Problem requirements: Read through the records. Copy each line that has the word "Bing搜索".

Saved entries
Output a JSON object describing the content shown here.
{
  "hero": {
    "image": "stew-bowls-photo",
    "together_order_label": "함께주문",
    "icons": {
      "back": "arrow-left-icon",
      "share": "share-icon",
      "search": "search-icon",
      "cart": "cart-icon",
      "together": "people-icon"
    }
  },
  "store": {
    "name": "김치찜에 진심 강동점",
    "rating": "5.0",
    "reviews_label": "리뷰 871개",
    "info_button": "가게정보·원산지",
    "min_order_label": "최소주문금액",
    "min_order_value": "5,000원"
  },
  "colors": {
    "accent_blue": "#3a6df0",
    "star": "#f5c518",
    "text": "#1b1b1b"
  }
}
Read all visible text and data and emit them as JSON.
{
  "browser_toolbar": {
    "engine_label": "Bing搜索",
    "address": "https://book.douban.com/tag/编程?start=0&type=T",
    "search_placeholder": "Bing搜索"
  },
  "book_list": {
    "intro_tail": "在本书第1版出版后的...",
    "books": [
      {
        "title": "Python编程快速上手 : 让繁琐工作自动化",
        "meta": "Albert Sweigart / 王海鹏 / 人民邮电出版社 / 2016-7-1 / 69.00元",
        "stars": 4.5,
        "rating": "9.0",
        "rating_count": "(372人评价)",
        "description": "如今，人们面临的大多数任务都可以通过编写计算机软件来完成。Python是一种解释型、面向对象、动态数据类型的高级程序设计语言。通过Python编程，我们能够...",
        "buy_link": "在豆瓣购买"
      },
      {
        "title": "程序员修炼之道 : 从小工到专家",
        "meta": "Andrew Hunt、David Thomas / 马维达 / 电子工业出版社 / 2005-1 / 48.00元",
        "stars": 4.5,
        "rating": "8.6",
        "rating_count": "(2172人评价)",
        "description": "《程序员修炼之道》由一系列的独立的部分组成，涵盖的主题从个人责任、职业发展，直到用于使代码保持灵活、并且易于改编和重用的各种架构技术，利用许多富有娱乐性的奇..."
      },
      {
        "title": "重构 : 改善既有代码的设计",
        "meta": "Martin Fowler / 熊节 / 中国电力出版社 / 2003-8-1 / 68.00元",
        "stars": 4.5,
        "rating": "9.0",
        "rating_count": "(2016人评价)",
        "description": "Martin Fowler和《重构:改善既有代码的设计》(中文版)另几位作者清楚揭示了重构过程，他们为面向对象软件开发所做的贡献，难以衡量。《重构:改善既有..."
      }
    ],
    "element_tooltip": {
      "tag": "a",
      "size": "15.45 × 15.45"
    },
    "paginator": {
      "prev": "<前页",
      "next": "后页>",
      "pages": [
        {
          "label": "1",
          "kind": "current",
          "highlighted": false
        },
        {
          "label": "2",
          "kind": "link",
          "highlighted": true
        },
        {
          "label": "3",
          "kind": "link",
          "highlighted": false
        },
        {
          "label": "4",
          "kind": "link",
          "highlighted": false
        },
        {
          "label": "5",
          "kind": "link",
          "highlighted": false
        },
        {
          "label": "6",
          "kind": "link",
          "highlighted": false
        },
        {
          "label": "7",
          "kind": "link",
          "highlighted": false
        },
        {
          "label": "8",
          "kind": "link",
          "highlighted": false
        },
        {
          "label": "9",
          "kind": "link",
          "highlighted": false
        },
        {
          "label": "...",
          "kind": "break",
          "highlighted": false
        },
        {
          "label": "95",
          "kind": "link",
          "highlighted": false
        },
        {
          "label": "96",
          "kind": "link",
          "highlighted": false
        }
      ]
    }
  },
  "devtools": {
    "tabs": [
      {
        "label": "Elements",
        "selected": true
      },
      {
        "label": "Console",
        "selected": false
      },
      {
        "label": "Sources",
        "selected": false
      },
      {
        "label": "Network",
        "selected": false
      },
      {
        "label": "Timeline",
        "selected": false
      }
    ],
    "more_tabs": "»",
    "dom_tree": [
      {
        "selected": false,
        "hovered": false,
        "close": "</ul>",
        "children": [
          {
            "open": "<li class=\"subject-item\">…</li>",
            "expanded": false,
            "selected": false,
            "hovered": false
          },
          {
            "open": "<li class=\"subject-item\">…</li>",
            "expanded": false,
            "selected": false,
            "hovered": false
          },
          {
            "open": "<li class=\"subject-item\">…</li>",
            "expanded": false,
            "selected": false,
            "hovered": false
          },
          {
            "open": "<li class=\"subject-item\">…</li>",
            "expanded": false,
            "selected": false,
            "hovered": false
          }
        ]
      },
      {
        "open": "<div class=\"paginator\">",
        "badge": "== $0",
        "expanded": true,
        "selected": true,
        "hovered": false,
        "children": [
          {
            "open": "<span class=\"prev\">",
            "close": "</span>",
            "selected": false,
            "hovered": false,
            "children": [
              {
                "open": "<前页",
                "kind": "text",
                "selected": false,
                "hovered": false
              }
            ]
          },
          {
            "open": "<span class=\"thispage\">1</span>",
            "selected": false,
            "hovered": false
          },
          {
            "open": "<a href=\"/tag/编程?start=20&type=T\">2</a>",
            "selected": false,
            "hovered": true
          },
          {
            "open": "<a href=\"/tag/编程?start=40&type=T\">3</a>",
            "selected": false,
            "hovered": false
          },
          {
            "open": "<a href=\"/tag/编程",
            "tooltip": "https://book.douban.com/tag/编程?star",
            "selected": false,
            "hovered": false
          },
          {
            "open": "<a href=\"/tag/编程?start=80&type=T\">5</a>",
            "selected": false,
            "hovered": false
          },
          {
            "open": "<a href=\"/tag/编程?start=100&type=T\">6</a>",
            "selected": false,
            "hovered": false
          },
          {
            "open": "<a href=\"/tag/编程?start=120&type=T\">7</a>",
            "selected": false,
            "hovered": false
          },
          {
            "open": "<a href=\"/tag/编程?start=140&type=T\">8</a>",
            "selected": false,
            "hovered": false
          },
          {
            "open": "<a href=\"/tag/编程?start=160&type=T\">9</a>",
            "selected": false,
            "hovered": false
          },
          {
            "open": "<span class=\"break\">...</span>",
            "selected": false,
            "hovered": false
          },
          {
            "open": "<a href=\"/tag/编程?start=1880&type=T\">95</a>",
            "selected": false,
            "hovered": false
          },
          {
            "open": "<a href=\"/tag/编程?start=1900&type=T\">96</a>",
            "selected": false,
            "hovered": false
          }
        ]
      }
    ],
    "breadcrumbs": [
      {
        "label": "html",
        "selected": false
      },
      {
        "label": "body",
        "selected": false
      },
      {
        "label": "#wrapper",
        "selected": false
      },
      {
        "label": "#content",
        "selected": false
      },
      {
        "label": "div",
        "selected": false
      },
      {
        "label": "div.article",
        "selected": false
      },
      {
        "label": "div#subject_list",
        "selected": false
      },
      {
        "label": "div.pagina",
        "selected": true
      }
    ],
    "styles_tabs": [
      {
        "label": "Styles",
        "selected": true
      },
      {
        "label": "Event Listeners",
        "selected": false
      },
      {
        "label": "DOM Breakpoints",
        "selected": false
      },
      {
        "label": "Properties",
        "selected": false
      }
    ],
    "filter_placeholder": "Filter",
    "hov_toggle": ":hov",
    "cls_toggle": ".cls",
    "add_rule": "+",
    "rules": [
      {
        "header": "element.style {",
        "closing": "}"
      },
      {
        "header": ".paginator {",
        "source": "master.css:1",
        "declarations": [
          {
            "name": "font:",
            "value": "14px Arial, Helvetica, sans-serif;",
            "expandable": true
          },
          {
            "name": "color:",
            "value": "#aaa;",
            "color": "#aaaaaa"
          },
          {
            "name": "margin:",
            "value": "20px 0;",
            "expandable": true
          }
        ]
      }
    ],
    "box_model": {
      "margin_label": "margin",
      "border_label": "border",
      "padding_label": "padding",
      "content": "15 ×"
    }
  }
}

Written response:
    "engine_label": "Bing搜索",
    "search_placeholder": "Bing搜索"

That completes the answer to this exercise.